De Almeda has made a career of portraying menacing authority figures who have a corrupt side. At the same time, he has a gravitas that allows him to make these roles feel realistic. Even when he's badgering the OCS in Warrior Nun, the way he carries himself at first indicates real concern for the order. But his stern nature and willingness to open up rifts in the Order make him the obvious choice as the Big Bad of the season. The decision to swerve away from that is yet another detail that the show nailed, because all of the information that we knew for sure about him indicated that he was going after a power grab in the Vatican — not that he was seeking mystical control of demons.  

Science vs. magic vs. faith

The key philosophical conflict of the series is the intersection of magic, science, and faith. The nature of the Halo, Divinium, monsters like Tarasques, and even Adriel himself are all left deliberately vague. Much of the show is a debate between the characters as to what is real. Cardinal Duretti values faith above all else, and clings to it so tightly that the institutionalization of faith is more important than the actual truth — whatever that might be.

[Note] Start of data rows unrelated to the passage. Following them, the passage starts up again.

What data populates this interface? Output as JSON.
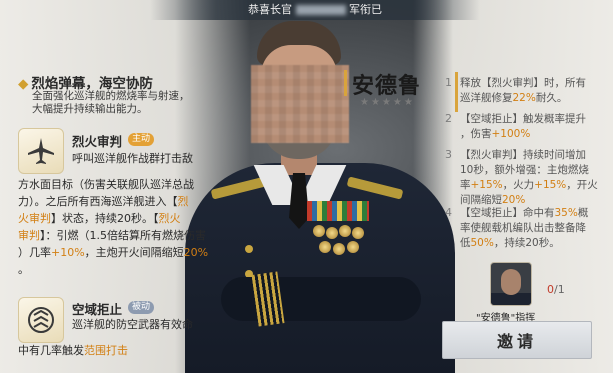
{
  "top_banner": {
    "left": "恭喜长官",
    "right": "军衔已"
  },
  "hero": {
    "name": "安德鲁",
    "stars": "★★★★★"
  },
  "fleet_skill": {
    "title": "烈焰弹幕，海空协防",
    "desc_line1": "全面强化巡洋舰的燃烧率与射速，",
    "desc_line2": "大幅提升持续输出能力。"
  },
  "skill_1": {
    "icon": "aircraft-icon",
    "title": "烈火审判",
    "tag": "主动",
    "line1": "呼叫巡洋舰作战群打击敌",
    "line2": "方水面目标（伤害关联舰队巡洋总战",
    "line3": "力）。之后所有西海巡洋舰进入【",
    "line3_hl": "烈",
    "line4_hl": "火审判",
    "line4": "】状态，持续20秒。【",
    "line4_hl2": "烈火",
    "line5_hl": "审判",
    "line5": "】：引燃（1.5倍结算所有燃烧伤害",
    "line6_a": "）几率",
    "line6_v": "+10%",
    "line6_b": "，主炮开火间隔缩短",
    "line6_v2": "20%",
    "line7": "。"
  },
  "skill_2": {
    "icon": "shield-icon",
    "title": "空域拒止",
    "tag": "被动",
    "line1": "巡洋舰的防空武器有效命",
    "line2": "中有几率触发",
    "line2_hl": "范围打击"
  },
  "talents": [
    {
      "num": "1",
      "a": "释放【烈火审判】时，所有",
      "b": "巡洋舰修复",
      "b_hl": "22%",
      "b_tail": "耐久。"
    },
    {
      "num": "2",
      "a": "【空域拒止】触发概率提升",
      "b": "，伤害",
      "b_hl": "+100%",
      "b_tail": ""
    },
    {
      "num": "3",
      "a": "【烈火审判】持续时间增加",
      "b": "10秒，额外增强：主炮燃烧",
      "c": "率",
      "c_hl": "+15%",
      "c_mid": "，火力",
      "c_hl2": "+15%",
      "c_tail": "，开火",
      "d": "间隔缩短",
      "d_hl": "20%"
    },
    {
      "num": "4",
      "a": "【空域拒止】命中有",
      "a_hl": "35%",
      "a_tail": "概",
      "b": "率使舰载机编队出击整备降",
      "c": "低",
      "c_hl": "50%",
      "c_tail": "，持续20秒。"
    }
  ],
  "recruit": {
    "count_have": "0",
    "count_sep": "/1",
    "caption": "\"安德鲁\"指挥",
    "invite_label": "邀请"
  }
}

Dr. Jillian Salvius wants to get at that truth, but rejects faith outright. For her, the holy relics are mysterious objects made out of a substance not otherwise found on Earth. Tellingly, Ava rejects the faith of the Order and turns to Dr. Salvius to "science her" in an effort to explain what the Halo is. Salvius doesn't have any real answers either.

As Arthur C. Clarke once said, "Any sufficiently advanced technology is indistinguishable from magic." The writers of Netflix's Warrior Nun take this idea and run a sort of shell game between science, magic, and faith. The show seems to lean in one direction until new information is revealed that makes it lean in another direction. The events of the final episode show that the real answer was one hinted at repeatedly but never seized upon: extra-dimensional aliens. How this factor influenced the history of faith and science in the show is one of the most interesting open questions for the second season.